Join some form of an organization as soon as possible. This could be a recognized student organization (RSO), sports team, or Greek life, or something else. This doesn’t sound like academic advice, but feeling like you belong to a community can go a long way to help your mental happiness. And while you may think that has no effect on your grades, being happy is more than half the battle.
Befriend older students. It’s great if the majority of your friends are your year, but older students can give you valuable perspective on classes, career choices, or organizations without you having to experience yourself. No one knows what you’ll have to go through better than someone who’s already done it before.
Learn about the professors and the classes before you take it. There will be easier professors than others, and there will be notorious classes that you should avoid. When you walk into a classroom, there are two types of people: those who know what to expect, and the suckers. If you don’t know who the suckers are, then you’re probably the sucker.
Go to class. There will be days you are too sick to make it, or days where you’re profoundly hungover and can’t get out of bed. That’s fine. Unless you’re at a school which posts recorded lectures for every class (damn you Berkeley), there is no replacing the in class interaction with a professor. But don’t go to class just for the sake of going. Go with the intent of actually paying attention, and don’t be scared to ask questions. You may be shy and worried that your question sounds dumb, but I assure you no one spends their time memorizing the kid that asked a dumb question once. Even if it’s dumb to others, you’re going to end up taking the same test and if you can’t answer the ‘dumb’ question how are you going to do well in the class? Chances are someone else had the exact same question and is relieved that someone finally asked it. Smart people aren’t afraid to ask for clarity and know that no one started off learning with all the answers. If so, it isn’t learning.
Office hours matter. There are two parts to this:
For humanities classes it’s especially important to listen in class and in office hours to what the professor cares about. Your papers aren’t fundamentally graded on how well you wrote it, but by how much your professor agrees with it. It sucks, but if you can create an echo chamber for your professor, you’re probably going to get a good grade.

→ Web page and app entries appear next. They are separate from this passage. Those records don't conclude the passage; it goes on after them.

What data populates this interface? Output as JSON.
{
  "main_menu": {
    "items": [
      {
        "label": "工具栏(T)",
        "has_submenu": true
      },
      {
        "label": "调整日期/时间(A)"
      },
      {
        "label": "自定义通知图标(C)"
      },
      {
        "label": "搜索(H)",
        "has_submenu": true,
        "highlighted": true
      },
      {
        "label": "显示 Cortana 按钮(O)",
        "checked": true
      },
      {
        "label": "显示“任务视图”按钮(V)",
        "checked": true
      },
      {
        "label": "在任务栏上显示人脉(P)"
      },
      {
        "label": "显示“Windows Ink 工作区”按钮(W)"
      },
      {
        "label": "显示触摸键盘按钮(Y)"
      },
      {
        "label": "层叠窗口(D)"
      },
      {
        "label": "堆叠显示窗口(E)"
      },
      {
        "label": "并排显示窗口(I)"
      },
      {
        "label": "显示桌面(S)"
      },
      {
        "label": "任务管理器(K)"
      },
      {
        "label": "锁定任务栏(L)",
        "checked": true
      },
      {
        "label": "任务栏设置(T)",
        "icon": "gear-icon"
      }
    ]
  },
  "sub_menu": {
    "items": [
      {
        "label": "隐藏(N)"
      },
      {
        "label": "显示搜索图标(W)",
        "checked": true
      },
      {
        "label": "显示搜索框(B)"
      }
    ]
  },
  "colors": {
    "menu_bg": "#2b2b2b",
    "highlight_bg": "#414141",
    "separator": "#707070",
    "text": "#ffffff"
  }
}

When you’re doing poorly in a class, don’t believe that you’re stuck with the grade you necessarily deserve. At the upper echelons of grades (A- or A range) this will matter less, but if you’re struggling you aren’t doomed. Professors are humans too. The earlier you talk to them the better, but there are definitely ways to get them to boost your grade. Own up to your grade being your problem, but ask what they would recommend to do to fix it. I’m not saying they will give you a free A, but talking to them can definitely boost your grade by a half or full letter grade. Suck up the embarrassment and humble yourself in front of them, the worst they can do is not change your grade. The embarrassment is momentary but the GPA boost is forever. Who knows, you might even get a funny story out of it.
Do your homework and problem sets in a group. There’s multiple positive externalities from working in a group. Socially, it’s one of the best ways to make friends. There’s very little that bonds you to people like studying with them until 3am every day. Also, assuming they’re around a similar academic level you can help one another when you’re stuck. When you guys can’t find any solutions, the pool of people you can ask for help is larger when you’re in a group than when you’re alone. Don’t discount the amount of help a friend of a friend can give. <
Be generous with helping others. Everyone gets busy and feels stressed, but if a younger student is asking for help with a class you’ve taken, find time to help them. They could even be a student your year asking for advice. If you want to find time, you’ll be able to make time. You never know when you’ll be the one who needs help, and nothing feels better than having someone help you with something you’re struggling in. No one likes the snake who refuses to help their classmates. Everyone wants to see you fail, and no one wants to be that person. The more you give, the more you’ll get. But make sure you’re giving help freely, no one likes to feel like help is being held over their head as a debt to be repaid.
Never count something out until you ask. This applies for teachers, administrators, and friends. I’ve had friends who dropped five levels in a class (math 153 to math 131) just by asking the administrators, even though school policy says that a 5 on the calculus BC AP test automatically places you into math 153. Don’t be scared to ask your teachers for an extension or to take a test at a different time for extenuating circumstances, the worst they can say is no.
Finally, Oscar Wilde said it best when he said, “everything in moderation, including moderation”. It could be from exhaustion, but I can’t remember any of the nights I stayed up late studying for a class. What I can remember is escorting friends to the hospital during Halloween and getting called to the dean’s office for a something I will not write the details of. The best memories of college come from the nights where you stray from moderation, but that can’t be too often either. You’ll be the best judge of what is too much, but just know that you don’t always need to be on top of stuff, but you can’t always be going off the rails.